Ty Jerome’s second professional season began about as poorly as possible.
The former Virginia basketball star injured his left ankle on the first day of training camp with the NBA’s Oklahoma City Thunder. The injury lingered a bit longer than expected, forcing Jerome to rehab instead of preparing for game action with his new team — Jerome was traded to Oklahoma City from the Phoenix Suns in November.
“It was kind of disappointing,” Jerome said in a Monday phone interview with The Daily Progress. “After the first few days, I had to just embrace the situation and just put all my energy into getting healthy.”
As part of that rehab process, Jerome played a few games with the team’s G League affiliate to work back to health and regain a rhythm on the floor. He excelled during his few weeks in the G League bubble in Orlando, and the Thunder brought him back up at the end of February.
In his first two games with the Thunder, Jerome averaged 12 points, 4.5 assists and three rebounds per game. He shot a shade over 50% from the floor across both games. He tallied nine points and seven assists in his team debut, after competing in the G League bubble just a couple days prior.
“I think the thing that was most impressive about how he played was I thought did a great job just kind of plugging in, which is always a challenge when he’s coming from Orlando in the last 48 hours,” Thunder head coach Mark Daigneault told reporters after Jerome’s debut. “I just thought he seamlessly plugged in, and I think it’s a testament to our holistic development and our development program.”
Jerome praised the Thunder’s commitment to development. He spoke highly of the rehab process and how the team helped him get back to health. With Jerome now healthy, the team has stressed the importance of nurturing the guard’s game. He didn’t play a full season with the Suns due to injury and was used sparingly in Phoenix, making him inexperienced at the professional level.
“From top to bottom, it’s just an awesome organization,” Jerome said. “Super organized, they preach development, and that doesn’t change now that I’m healthy.”
After trading away Chris Paul in the offseason as part of the move that involved Jerome, the Thunder entered a rebuilding mode. They’re a few games out of the final playoff spot in the Western Conference, but there’s a talented group of young players on the roster. Jerome hopes to be a part of the team’s future plans at the guard position.
Jerome isn’t the only former UVa standout to find success at the G League level. Former Cavalier Braxton Key recently scored 29 points in 29 minutes on 12-of-15 shooting in a two-game stretch spanning the end of February into the beginning of March. Key, who played at UVa from 2018-20, contributes mostly off the bench for the Delaware Blue Coats.
Mamadi Diakite, another key contributor on UVa’s national championship team, dominated his G League peers in his first few weeks of game action as a professional.
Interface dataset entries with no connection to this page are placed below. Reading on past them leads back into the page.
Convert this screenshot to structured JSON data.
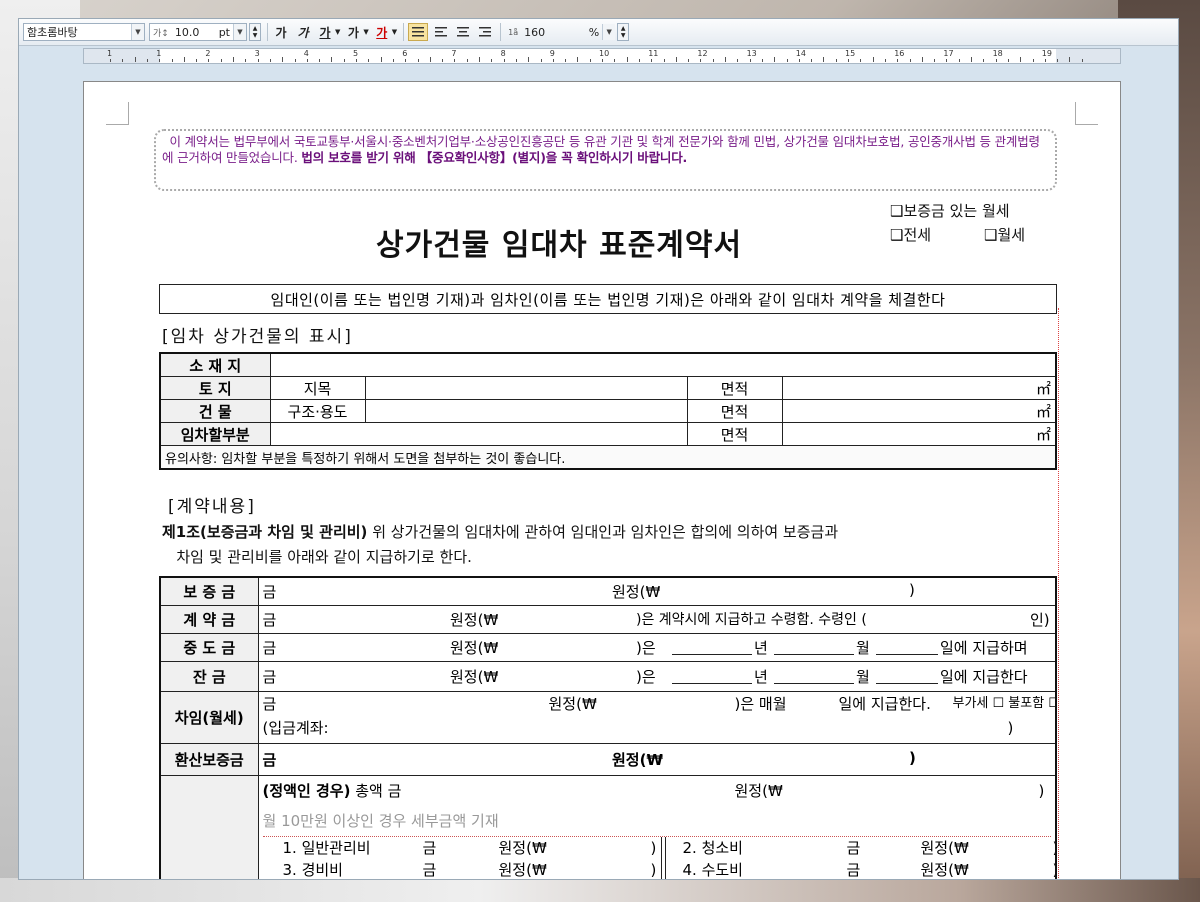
{
  "toolbar": {
    "font_name": "함초롬바탕",
    "font_size": "10.0",
    "size_unit": "pt",
    "size_prefix": "가↕",
    "bold": "가",
    "italic": "가",
    "underline": "가",
    "strike": "가",
    "color": "가",
    "line_spacing_label": "1ǟ",
    "line_spacing": "160",
    "line_spacing_unit": "%"
  },
  "ruler": {
    "numbers": [
      "1",
      "1",
      "2",
      "3",
      "4",
      "5",
      "6",
      "7",
      "8",
      "9",
      "10",
      "11",
      "12",
      "13",
      "14",
      "15",
      "16",
      "17",
      "18",
      "19"
    ]
  },
  "notice": {
    "text": "이 계약서는 법무부에서 국토교통부·서울시·중소벤처기업부·소상공인진흥공단 등 유관 기관 및 학계 전문가와 함께 민법, 상가건물 임대차보호법, 공인중개사법 등 관계법령에 근거하여 만들었습니다.",
    "bold": "법의 보호를 받기 위해 【중요확인사항】(별지)을 꼭 확인하시기 바랍니다."
  },
  "checkboxes": {
    "deposit_monthly": "❑보증금 있는 월세",
    "jeonse": "❑전세",
    "monthly": "❑월세"
  },
  "title": "상가건물 임대차 표준계약서",
  "intro": "임대인(이름 또는 법인명 기재)과 임차인(이름 또는 법인명 기재)은 아래와 같이 임대차 계약을 체결한다",
  "section1": "[임차 상가건물의 표시]",
  "property": {
    "location": "소 재 지",
    "land": "토    지",
    "land_sub": "지목",
    "building": "건    물",
    "building_sub": "구조·용도",
    "leased": "임차할부분",
    "area": "면적",
    "unit": "㎡",
    "note": "유의사항: 임차할 부분을 특정하기 위해서 도면을 첨부하는 것이 좋습니다."
  },
  "section2": "[계약내용]",
  "article1": {
    "title": "제1조(보증금과 차임 및 관리비)",
    "text": " 위 상가건물의 임대차에 관하여 임대인과 임차인은 합의에 의하여 보증금과",
    "text2": "차임 및 관리비를 아래와 같이 지급하기로 한다."
  },
  "terms": {
    "deposit": "보 증 금",
    "contract": "계 약 금",
    "middle": "중 도 금",
    "balance": "잔    금",
    "rent": "차임(월세)",
    "converted": "환산보증금",
    "geum": "금",
    "won_won": "원정(₩",
    "close": ")",
    "contract_tail": ")은 계약시에 지급하고 수령함. 수령인 (",
    "contract_in": "인)",
    "eun": ")은",
    "year": "년",
    "month": "월",
    "middle_tail": "일에 지급하며",
    "balance_tail": "일에 지급한다",
    "rent_eun": ")은  매월",
    "rent_tail": "일에 지급한다.",
    "vat": "부가세 ☐ 불포함  ☐ 포함",
    "account": "(입금계좌:",
    "fixed": "(정액인 경우)",
    "total": " 총액 금",
    "over10": "월 10만원 이상인 경우 세부금액 기재",
    "general": "1. 일반관리비",
    "cleaning": "2. 청소비",
    "heating": "3. 경비비",
    "water": "4. 수도비"
  }
}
He posted six consecutive double doubles from Feb. 21 — March 1 before the Milwaukee Bucks called him up to the NBA level Wednesday.
Diakite becomes the eighth former UVa men’s basketball player currently on an NBA roster.
It’s unclear what Diakite’s role might be for one of the best teams in the Eastern Conference, but he proved himself at the G League level. He averaged 18.5 points and 10.3 rebounds per game across his 12 G League games. Diakite also blocked two shots a game, providing a key lift defensively.
Diakite’s promotion comes after The Athletic reported Tuesday that the NBA plans to eliminate the regular-season game limit and playoff limitations originally set on two-way players. Before the season, two-way players — guys who split time across the G League and NBA — were not expected to be allowed on NBA rosters during the postseason.
It seems like that rule will be changed, allowing guys like Diakite to spend as much time at the NBA level as their respective organization wants.
The G League is meant to prepare players for the NBA level. The system worked for Diakite and Jerome early this season.
“The style of basketball that I was playing in the G League is the exact same way I’m playing at the NBA level,” Jerome said.